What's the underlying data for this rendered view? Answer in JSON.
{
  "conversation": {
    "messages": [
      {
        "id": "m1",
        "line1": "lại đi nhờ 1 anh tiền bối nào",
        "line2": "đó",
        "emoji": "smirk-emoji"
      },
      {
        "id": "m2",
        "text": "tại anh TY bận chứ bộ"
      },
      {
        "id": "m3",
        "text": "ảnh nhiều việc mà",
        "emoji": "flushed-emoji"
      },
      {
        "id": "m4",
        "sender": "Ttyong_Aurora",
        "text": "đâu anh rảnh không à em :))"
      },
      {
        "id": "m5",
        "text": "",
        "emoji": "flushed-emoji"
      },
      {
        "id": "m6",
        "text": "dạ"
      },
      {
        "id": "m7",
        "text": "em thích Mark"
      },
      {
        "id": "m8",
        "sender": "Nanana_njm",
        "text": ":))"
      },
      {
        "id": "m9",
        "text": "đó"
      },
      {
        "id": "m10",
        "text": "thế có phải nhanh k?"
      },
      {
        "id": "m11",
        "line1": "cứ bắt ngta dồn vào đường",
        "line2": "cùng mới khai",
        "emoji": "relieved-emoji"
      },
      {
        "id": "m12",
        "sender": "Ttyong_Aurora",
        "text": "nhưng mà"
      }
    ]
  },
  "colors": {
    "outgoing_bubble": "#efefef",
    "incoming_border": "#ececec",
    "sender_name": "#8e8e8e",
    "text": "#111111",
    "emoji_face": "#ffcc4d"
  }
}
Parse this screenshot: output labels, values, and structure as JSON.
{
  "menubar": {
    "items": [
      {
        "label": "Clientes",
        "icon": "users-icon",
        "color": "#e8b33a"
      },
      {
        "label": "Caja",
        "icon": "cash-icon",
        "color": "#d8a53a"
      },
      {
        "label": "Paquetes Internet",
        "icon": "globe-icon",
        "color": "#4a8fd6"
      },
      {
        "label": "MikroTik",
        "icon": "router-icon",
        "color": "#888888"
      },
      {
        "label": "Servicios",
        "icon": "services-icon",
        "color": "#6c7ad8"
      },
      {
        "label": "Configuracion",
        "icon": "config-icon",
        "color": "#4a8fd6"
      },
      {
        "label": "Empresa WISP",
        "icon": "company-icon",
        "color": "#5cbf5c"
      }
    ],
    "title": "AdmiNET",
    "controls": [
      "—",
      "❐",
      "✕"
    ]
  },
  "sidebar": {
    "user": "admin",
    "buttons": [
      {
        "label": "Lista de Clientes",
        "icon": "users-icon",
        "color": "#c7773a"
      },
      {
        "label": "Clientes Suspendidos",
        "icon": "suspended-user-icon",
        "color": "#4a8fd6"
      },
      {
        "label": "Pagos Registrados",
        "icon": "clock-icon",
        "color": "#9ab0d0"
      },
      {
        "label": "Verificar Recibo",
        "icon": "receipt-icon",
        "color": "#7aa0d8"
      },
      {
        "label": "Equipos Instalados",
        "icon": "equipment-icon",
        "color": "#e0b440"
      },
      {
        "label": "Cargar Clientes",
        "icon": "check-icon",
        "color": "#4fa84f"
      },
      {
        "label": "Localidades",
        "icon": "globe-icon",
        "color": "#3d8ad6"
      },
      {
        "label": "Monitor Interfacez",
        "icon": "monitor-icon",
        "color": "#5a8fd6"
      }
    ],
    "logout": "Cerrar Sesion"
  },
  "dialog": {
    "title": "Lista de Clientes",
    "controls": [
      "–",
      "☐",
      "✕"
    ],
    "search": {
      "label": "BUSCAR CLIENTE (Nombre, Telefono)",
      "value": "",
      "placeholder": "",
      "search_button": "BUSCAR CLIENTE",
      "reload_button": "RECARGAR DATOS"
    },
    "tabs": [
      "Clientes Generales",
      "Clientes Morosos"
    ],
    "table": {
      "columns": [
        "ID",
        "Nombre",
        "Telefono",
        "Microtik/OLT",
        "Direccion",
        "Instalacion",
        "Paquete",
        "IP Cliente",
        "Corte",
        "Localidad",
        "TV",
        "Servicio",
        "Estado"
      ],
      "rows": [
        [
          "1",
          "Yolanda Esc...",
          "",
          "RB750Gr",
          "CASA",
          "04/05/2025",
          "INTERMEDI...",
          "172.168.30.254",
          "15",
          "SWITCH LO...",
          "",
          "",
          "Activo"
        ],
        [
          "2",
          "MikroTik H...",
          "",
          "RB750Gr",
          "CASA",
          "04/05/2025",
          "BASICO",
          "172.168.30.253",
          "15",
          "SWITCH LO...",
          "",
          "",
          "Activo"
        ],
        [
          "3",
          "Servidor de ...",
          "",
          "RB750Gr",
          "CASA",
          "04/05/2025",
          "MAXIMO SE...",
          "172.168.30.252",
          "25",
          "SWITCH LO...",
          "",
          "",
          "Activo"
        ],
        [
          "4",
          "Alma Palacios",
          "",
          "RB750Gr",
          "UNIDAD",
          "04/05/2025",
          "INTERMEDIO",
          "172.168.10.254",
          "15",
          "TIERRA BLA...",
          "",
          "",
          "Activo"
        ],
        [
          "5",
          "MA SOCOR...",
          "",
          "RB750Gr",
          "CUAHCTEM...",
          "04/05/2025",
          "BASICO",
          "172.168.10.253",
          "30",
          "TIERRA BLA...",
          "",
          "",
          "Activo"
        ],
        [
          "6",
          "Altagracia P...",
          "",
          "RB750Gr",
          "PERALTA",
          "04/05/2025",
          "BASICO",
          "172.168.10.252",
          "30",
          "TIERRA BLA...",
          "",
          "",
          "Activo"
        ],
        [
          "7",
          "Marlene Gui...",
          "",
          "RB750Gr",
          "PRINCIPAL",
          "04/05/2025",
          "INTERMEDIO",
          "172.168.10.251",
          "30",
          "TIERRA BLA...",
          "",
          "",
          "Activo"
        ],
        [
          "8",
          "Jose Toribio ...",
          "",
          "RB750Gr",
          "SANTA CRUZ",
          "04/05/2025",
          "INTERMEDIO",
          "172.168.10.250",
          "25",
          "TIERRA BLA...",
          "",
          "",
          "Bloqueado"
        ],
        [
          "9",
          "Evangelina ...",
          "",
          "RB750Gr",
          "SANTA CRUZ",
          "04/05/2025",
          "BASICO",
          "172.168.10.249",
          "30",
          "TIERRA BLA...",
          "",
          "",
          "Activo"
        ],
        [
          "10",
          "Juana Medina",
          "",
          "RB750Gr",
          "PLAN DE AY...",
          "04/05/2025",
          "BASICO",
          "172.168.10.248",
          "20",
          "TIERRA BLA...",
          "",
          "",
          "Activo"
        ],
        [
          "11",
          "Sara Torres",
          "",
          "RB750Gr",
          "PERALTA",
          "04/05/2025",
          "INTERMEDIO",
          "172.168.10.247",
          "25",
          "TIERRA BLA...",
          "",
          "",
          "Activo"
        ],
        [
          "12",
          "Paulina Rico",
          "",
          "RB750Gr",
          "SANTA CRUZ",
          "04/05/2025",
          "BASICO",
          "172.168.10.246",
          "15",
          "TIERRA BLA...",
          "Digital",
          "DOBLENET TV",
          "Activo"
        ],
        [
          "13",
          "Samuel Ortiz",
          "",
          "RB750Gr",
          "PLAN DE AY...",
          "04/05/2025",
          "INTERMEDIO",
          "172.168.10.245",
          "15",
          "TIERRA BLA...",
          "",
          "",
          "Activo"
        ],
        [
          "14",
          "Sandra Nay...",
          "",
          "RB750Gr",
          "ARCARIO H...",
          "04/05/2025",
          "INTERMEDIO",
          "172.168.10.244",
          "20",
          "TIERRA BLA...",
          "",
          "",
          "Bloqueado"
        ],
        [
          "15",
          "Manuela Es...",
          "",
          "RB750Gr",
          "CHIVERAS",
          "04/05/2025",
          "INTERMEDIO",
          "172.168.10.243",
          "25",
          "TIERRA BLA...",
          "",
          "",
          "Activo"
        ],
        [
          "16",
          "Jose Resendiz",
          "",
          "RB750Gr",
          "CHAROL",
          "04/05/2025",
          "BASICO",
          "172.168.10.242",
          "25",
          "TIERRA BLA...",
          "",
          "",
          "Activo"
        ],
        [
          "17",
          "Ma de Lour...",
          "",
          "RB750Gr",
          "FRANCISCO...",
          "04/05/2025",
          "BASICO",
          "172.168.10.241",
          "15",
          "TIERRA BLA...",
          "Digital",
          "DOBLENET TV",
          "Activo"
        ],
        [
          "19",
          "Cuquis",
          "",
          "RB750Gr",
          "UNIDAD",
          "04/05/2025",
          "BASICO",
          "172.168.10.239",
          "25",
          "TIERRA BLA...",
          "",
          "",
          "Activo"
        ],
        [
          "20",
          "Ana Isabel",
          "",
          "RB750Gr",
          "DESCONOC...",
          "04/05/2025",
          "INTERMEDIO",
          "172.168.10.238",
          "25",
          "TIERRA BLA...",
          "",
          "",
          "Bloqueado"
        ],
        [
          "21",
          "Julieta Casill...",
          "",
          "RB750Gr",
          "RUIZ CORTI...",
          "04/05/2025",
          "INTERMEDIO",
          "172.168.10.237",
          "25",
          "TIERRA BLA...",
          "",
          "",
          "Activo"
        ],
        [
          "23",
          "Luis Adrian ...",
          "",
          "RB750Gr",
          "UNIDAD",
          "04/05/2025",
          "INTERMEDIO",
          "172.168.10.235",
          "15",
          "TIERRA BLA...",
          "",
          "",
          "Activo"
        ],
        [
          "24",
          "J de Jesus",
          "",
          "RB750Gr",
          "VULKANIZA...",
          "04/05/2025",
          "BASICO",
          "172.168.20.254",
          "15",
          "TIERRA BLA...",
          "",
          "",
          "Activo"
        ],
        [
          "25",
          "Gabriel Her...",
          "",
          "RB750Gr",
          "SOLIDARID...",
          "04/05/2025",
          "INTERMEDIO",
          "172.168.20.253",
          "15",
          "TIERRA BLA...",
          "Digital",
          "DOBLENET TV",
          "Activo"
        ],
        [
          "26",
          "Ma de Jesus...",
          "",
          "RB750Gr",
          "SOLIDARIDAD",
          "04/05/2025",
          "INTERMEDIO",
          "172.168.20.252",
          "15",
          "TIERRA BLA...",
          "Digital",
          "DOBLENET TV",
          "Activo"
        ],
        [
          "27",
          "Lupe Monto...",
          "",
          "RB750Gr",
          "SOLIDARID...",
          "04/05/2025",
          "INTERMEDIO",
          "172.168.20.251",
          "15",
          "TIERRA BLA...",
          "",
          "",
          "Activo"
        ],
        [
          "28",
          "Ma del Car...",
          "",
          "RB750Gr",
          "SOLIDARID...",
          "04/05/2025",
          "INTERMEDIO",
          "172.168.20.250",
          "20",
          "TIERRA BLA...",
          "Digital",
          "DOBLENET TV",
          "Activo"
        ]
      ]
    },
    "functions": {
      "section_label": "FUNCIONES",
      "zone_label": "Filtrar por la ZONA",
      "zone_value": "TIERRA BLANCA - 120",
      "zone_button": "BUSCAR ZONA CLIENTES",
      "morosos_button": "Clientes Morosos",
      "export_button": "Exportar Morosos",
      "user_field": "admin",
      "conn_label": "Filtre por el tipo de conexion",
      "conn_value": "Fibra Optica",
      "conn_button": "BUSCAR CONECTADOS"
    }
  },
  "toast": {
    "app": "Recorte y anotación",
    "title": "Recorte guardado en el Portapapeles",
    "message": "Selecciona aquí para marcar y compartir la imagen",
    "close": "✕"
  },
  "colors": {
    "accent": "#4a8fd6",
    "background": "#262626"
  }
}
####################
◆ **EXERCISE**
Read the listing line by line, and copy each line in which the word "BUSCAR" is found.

◆ **RESULT OF THE EXERCISE**
      "label": "BUSCAR CLIENTE (Nombre, Telefono)",
      "search_button": "BUSCAR CLIENTE",
      "zone_button": "BUSCAR ZONA CLIENTES",
      "conn_button": "BUSCAR CONECTADOS"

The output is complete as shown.